Mike Gravel. His campaign claims that the former senator from Alaska is just 7,000 donations away from hitting the 65,000 mark that would put him in contention for the July debates. One of the factors that helped in the final push: an appeal from Marianne Williamson to her followers, asking them to support Gravel.
Julián Castro. While in Milwaukee on Thursday, he'll meet with the local branch of the Working Families Party, courting it for an endorsement.
Tulsi Gabbard. She's joining a relatively small delegation of 2020 Democrats to LULAC, holding a series of events in Milwaukee on Thursday.
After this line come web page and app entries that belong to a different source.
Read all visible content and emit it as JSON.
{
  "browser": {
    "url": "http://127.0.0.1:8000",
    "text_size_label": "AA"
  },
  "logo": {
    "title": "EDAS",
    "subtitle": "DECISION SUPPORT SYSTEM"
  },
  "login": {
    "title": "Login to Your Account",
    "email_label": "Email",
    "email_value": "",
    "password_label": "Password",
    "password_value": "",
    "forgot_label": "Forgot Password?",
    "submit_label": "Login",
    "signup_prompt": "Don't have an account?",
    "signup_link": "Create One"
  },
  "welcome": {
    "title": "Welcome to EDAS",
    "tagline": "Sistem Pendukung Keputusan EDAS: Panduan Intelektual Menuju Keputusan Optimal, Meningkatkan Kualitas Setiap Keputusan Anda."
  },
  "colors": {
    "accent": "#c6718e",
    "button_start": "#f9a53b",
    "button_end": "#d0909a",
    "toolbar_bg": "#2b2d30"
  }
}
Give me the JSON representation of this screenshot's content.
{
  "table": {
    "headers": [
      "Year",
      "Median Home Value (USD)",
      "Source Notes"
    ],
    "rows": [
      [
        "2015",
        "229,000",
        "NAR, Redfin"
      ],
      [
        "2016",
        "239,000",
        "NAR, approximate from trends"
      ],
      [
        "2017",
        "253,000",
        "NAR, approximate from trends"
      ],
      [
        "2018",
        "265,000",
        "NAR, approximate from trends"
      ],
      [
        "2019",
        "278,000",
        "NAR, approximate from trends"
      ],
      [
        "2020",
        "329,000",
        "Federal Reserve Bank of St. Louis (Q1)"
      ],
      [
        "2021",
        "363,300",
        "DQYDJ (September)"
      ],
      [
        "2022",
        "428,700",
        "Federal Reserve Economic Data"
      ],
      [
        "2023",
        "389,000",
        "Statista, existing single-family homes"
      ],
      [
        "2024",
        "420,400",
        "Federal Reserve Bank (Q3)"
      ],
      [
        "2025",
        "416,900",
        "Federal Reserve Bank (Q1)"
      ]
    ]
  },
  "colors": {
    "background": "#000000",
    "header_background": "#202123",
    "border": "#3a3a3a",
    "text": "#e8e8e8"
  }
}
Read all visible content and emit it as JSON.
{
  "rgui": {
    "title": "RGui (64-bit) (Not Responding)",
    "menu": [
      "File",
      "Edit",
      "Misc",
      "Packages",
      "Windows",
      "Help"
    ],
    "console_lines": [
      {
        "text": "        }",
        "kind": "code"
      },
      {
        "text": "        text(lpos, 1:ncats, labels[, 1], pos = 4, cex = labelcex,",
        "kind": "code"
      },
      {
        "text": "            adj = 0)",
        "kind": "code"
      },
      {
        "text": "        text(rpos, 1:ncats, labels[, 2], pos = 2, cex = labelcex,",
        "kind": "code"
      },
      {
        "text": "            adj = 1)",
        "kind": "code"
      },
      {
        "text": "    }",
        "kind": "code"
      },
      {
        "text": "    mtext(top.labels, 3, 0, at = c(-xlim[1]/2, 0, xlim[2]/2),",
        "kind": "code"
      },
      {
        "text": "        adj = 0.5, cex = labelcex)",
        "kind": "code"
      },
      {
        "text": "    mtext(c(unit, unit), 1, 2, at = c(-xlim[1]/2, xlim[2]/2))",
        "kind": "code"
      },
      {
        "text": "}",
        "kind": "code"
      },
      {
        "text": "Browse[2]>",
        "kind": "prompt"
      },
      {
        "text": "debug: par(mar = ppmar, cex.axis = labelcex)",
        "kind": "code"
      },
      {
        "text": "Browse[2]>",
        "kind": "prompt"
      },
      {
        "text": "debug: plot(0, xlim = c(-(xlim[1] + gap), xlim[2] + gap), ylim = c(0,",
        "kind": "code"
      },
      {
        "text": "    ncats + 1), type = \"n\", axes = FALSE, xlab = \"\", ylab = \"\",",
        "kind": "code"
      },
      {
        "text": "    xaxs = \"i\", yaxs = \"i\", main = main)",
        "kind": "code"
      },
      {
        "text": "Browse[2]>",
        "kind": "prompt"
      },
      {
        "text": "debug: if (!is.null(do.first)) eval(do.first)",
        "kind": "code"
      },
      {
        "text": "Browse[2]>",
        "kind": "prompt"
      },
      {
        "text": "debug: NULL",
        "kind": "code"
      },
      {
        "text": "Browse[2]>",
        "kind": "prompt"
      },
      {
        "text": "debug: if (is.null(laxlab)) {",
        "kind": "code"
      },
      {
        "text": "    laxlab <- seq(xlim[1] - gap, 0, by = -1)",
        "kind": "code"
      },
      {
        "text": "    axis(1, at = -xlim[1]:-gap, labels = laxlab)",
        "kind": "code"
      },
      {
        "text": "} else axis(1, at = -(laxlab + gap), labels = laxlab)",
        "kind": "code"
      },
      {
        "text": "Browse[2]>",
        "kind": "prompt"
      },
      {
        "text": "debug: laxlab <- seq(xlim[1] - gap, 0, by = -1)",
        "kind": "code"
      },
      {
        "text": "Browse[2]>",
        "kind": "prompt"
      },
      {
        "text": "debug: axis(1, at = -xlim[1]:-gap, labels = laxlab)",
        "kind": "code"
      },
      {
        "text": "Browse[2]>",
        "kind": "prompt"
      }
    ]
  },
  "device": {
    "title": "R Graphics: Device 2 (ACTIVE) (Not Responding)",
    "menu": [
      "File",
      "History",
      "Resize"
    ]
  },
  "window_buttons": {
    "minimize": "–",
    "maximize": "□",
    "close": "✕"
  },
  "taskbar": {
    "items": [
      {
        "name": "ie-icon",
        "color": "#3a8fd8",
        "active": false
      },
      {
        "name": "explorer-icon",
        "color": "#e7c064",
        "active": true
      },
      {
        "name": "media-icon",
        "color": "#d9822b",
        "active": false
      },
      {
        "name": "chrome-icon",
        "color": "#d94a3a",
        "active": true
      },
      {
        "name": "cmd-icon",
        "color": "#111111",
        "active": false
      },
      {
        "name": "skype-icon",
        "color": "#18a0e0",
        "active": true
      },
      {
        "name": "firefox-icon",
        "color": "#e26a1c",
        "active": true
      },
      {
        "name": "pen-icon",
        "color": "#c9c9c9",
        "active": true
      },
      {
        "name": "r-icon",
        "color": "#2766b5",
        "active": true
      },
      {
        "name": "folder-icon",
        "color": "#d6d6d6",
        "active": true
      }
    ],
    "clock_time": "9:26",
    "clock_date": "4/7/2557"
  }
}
John Delaney. He's back in Iowa on Saturday and Sunday for a run of party events, including the birthday brunch for state Sen. Zach Wahls, which Wahls has turned into a party fundraiser.
John Hickenlooper. He's in Iowa, too, and also making a stop at the brunch; like most of the Democrats in eastern Iowa this week, he will stop at Progress Iowa's corn feed in Cedar Rapids.
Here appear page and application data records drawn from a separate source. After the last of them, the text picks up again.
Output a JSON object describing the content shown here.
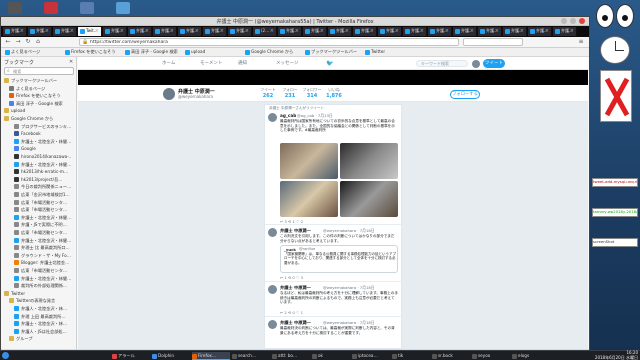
{
  "colors": {
    "twitter_blue": "#1da1f2",
    "desktop_bg": "#1e3f66",
    "taskbar_bg": "#1c1f24"
  },
  "window": {
    "title": "弁護士 中原潤一 (@weyernakahara55a) | Twitter - Mozilla Firefox"
  },
  "tabs": [
    "弁護…",
    "弁護…",
    "弁護…",
    "Twit…",
    "弁護…",
    "弁護…",
    "弁護…",
    "弁護…",
    "弁護…",
    "弁護…",
    "(2…",
    "弁護…",
    "弁護…",
    "弁護…",
    "弁護…",
    "弁護…",
    "弁護…",
    "弁護…",
    "弁護…",
    "弁護…",
    "弁護…",
    "弁護…",
    "弁護…"
  ],
  "nav": {
    "url": "https://twitter.com/weyernakahara",
    "back": "←",
    "forward": "→",
    "reload": "↻",
    "home": "⌂",
    "menu": "≡"
  },
  "bookmarks_toolbar": [
    "よく見るページ",
    "Firefox を使いこなそう",
    "高田 淳子 - Google 検索",
    "upload",
    "Google Chrome から",
    "ブックマークツールバー",
    "Twitter"
  ],
  "sidebar": {
    "header": "ブックマーク",
    "search_placeholder": "検索",
    "items": [
      {
        "label": "ブックマークツールバー",
        "icon": "folder-icon",
        "color": "#d9b44a",
        "indent": 0
      },
      {
        "label": "よく見るページ",
        "icon": "gear-icon",
        "color": "#777777",
        "indent": 1
      },
      {
        "label": "Firefox を使いこなそう",
        "icon": "firefox-icon",
        "color": "#e66000",
        "indent": 1
      },
      {
        "label": "高田 淳子 - Google 検索",
        "icon": "google-icon",
        "color": "#4285f4",
        "indent": 1
      },
      {
        "label": "upload",
        "icon": "folder-icon",
        "color": "#d9b44a",
        "indent": 0
      },
      {
        "label": "Google Chrome から",
        "icon": "folder-icon",
        "color": "#d9b44a",
        "indent": 0
      },
      {
        "label": "ブログサービスのランキ…",
        "icon": "page-icon",
        "color": "#888888",
        "indent": 2
      },
      {
        "label": "Facebook",
        "icon": "facebook-icon",
        "color": "#3b5998",
        "indent": 2
      },
      {
        "label": "弁護士・北陸金沢・林健…",
        "icon": "twitter-icon",
        "color": "#1da1f2",
        "indent": 2
      },
      {
        "label": "Google",
        "icon": "google-icon",
        "color": "#4285f4",
        "indent": 2
      },
      {
        "label": "hirono2014/kanazawa-…",
        "icon": "github-icon",
        "color": "#333333",
        "indent": 2
      },
      {
        "label": "弁護士・北陸金沢・林健…",
        "icon": "twitter-icon",
        "color": "#1da1f2",
        "indent": 2
      },
      {
        "label": "hk2013/hk-erratic-m…",
        "icon": "github-icon",
        "color": "#333333",
        "indent": 2
      },
      {
        "label": "hk2013/project/吾…",
        "icon": "github-icon",
        "color": "#333333",
        "indent": 2
      },
      {
        "label": "今日の裁判所関係ニュー…",
        "icon": "page-icon",
        "color": "#888888",
        "indent": 2
      },
      {
        "label": "広東「金沢市地域検討1…",
        "icon": "page-icon",
        "color": "#888888",
        "indent": 2
      },
      {
        "label": "広東「市場活動センタ…",
        "icon": "page-icon",
        "color": "#888888",
        "indent": 2
      },
      {
        "label": "広東「市場活動センタ…",
        "icon": "page-icon",
        "color": "#888888",
        "indent": 2
      },
      {
        "label": "弁護士・北陸金沢・林健…",
        "icon": "twitter-icon",
        "color": "#1da1f2",
        "indent": 2
      },
      {
        "label": "弁護・JSで実際に不明…",
        "icon": "page-icon",
        "color": "#888888",
        "indent": 2
      },
      {
        "label": "広東「市場活動センタ…",
        "icon": "page-icon",
        "color": "#888888",
        "indent": 2
      },
      {
        "label": "弁護士・北陸金沢・林健…",
        "icon": "twitter-icon",
        "color": "#1da1f2",
        "indent": 2
      },
      {
        "label": "弁理士 比 最高裁判所口…",
        "icon": "page-icon",
        "color": "#888888",
        "indent": 2
      },
      {
        "label": "グラウンド・ザ・My Fo…",
        "icon": "page-icon",
        "color": "#888888",
        "indent": 2
      },
      {
        "label": "Blogger: 弁護士北陸金…",
        "icon": "blogger-icon",
        "color": "#f57d00",
        "indent": 2
      },
      {
        "label": "広東「市場活動センタ…",
        "icon": "page-icon",
        "color": "#888888",
        "indent": 2
      },
      {
        "label": "弁護士・北陸金沢・林健…",
        "icon": "twitter-icon",
        "color": "#1da1f2",
        "indent": 2
      },
      {
        "label": "裁判所の外部処理関係…",
        "icon": "page-icon",
        "color": "#888888",
        "indent": 2
      },
      {
        "label": "Twitter",
        "icon": "folder-icon",
        "color": "#d9b44a",
        "indent": 0
      },
      {
        "label": "Twitterの表現な発言",
        "icon": "folder-icon",
        "color": "#d9b44a",
        "indent": 1
      },
      {
        "label": "弁護人・北陸金沢・林…",
        "icon": "twitter-icon",
        "color": "#1da1f2",
        "indent": 2
      },
      {
        "label": "弁理 上田 最高裁判所…",
        "icon": "twitter-icon",
        "color": "#1da1f2",
        "indent": 2
      },
      {
        "label": "弁護士・北陸金沢・林…",
        "icon": "twitter-icon",
        "color": "#1da1f2",
        "indent": 2
      },
      {
        "label": "弁護人・JSは社会部処…",
        "icon": "twitter-icon",
        "color": "#1da1f2",
        "indent": 2
      },
      {
        "label": "グループ",
        "icon": "folder-icon",
        "color": "#d9b44a",
        "indent": 1
      }
    ]
  },
  "twitter": {
    "nav_items": [
      "ホーム",
      "モーメント",
      "通知",
      "メッセージ"
    ],
    "search_placeholder": "キーワード検索",
    "tweet_button": "ツイート",
    "profile": {
      "name": "弁護士 中原潤一",
      "handle": "@weyernakahara",
      "follow_button": "フォローする",
      "stats": [
        {
          "label": "ツイート",
          "value": "262"
        },
        {
          "label": "フォロー",
          "value": "231"
        },
        {
          "label": "フォロワー",
          "value": "314"
        },
        {
          "label": "いいね",
          "value": "1,876"
        }
      ]
    },
    "retweet_label": "弁護士 中原潤一さんがリツイート",
    "tweets": [
      {
        "name": "ag_cab",
        "handle": "@ag_cab · 7月13日",
        "body": "最高裁判所は国家所有地についての初歩的な合意を基準として最高の合意を示しました。また、全国的な協議会との関係として判断の基準を示した事例です。#最高裁判所",
        "actions": "↩ 3   ⟲ 1   ♡ 2"
      },
      {
        "name": "弁護士 中原潤一",
        "handle": "@weyernakahara · 7月18日",
        "body": "この判決文を引用します。この件の判断についてはかなりの部分でまだ分からない点があると考えています。",
        "actions": "↩ 1   ⟲ 0   ♡ 3",
        "quote_name": "_yuck",
        "quote_handle": "@ranflue",
        "quote_body": "「国家機関等」は、単なる公務員に関する事務処理能力の話というアプローチを中心にしており、関連する部分として全体を十分に検討する必要がある。"
      },
      {
        "name": "弁護士 中原潤一",
        "handle": "@weyernakahara · 7月18日",
        "body": "なるほど、私は最高裁判所の考え方を十分に理解しています。事務上の手続きは最高裁判所の判断によるもので、実務上も注意が必要だと考えています。",
        "actions": "↩ 2   ⟲ 0   ♡ 1"
      },
      {
        "name": "弁護士 中原潤一",
        "handle": "@weyernakahara · 7月18日",
        "body": "最高裁判決の判断については、最高裁が実際に判断した内容と、その背景にある考え方を十分に検討することが重要です。",
        "actions": ""
      }
    ]
  },
  "widgets": {
    "term_lines": [
      "tweet-add-mysql-unq.rb",
      "tammy-wp2018y-2018/2",
      "screenShot"
    ]
  },
  "taskbar": {
    "items": [
      {
        "label": "アラール",
        "icon": "alarm-icon",
        "color": "#e04040"
      },
      {
        "label": "Dolphin",
        "icon": "folder-icon",
        "color": "#3a8ee6"
      },
      {
        "label": "Firefox…",
        "icon": "firefox-icon",
        "color": "#e66000"
      },
      {
        "label": "search…",
        "icon": "terminal-icon",
        "color": "#555555"
      },
      {
        "label": "attl: bo…",
        "icon": "terminal-icon",
        "color": "#555555"
      },
      {
        "label": "ok",
        "icon": "terminal-icon",
        "color": "#555555"
      },
      {
        "label": "iptocea…",
        "icon": "terminal-icon",
        "color": "#555555"
      },
      {
        "label": "tik",
        "icon": "terminal-icon",
        "color": "#555555"
      },
      {
        "label": "sr.bock",
        "icon": "terminal-icon",
        "color": "#555555"
      },
      {
        "label": "seyoo",
        "icon": "terminal-icon",
        "color": "#555555"
      },
      {
        "label": "elogs",
        "icon": "terminal-icon",
        "color": "#555555"
      }
    ],
    "time": "16:20",
    "date": "2018年6月20日 水曜日"
  }
}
Michael Bennet. He's spending five days in Iowa, starting Saturday at a party event in Waterloo and running through his AARP policy forum appearance on Monday.
Joe Sestak. He's campaigning around Iowa for the third week, ahead of an initial trip to New Hampshire.
Two weeks after Queens Democrats voted in a primary to select the borough's new district attorney, they still don't know the winner. Tiffany Cabán, a young public defender who was backed by a coalition of left-wing groups, appeared to have won the race on election night. But when absentee ballots were tabulated, Queens borough president Melinda Katz won them by a landside, pushing to a 20-vote lead that was whittled down to 16 votes at the start of an ongoing recount.
There is no way this will end without some broken hearts. Cabán's apparent victory in the low-turnout primary came after backing from the Working Families Party, Democratic Socialists of America, Rep. Alexandria Ocasio-Cortez, Elizabeth Warren and Bernie Sanders; it looked to be the latest win for the party's well-organized insurgents. After a recount, which will last at least 10 days and may not change the margin, Cabán's campaign will move to count 114 ballots that were ruled invalid for what appears to be human error: Voters did not write the word “Democrat” on them. If the ballots go uncounted, the left will wonder if an election it had seemingly won was snatched away; if they are counted, the party's local leaders will cry foul about “invalid” votes.
The key local leader is Rep. Greg Meeks (D-N.Y.), who took over the Queens Democratic Party after Ocasio-Cortez defeated Joe Crowley. To him, the fracas over Cabán and Katz is the result of two things: an electorate split between several credible candidates and meddling by presidential candidates who should have known better.
“The national figures have no idea of what's on the ground,” Meeks said in a short interview. “This would not have been even a close race if in fact we were unified. It was six against one, if you look at the numbers. Melinda Katz is now ahead, but you've got to remember that Cabán won four assembly districts and Melinda won 14.”
Asked if a Cabán lost would stoke the kind of anger that has chased Democrats since their 2016 primary, Meeks put the blame on the party's left.
“When I see what some of the Bernie people are doing, I see they don't care about the Democratic Party,” Meeks said. “They like the disunity. So it's not about trying to bring us together; they don't care if the party falls apart or splits. I don't think we need to tear it down. We need to fix it.”
... five days until the cutoff for the second Democratic debates
... seven days until the dramatic CNN drawing for stage position in those debates
... 63 days until the third Democratic debate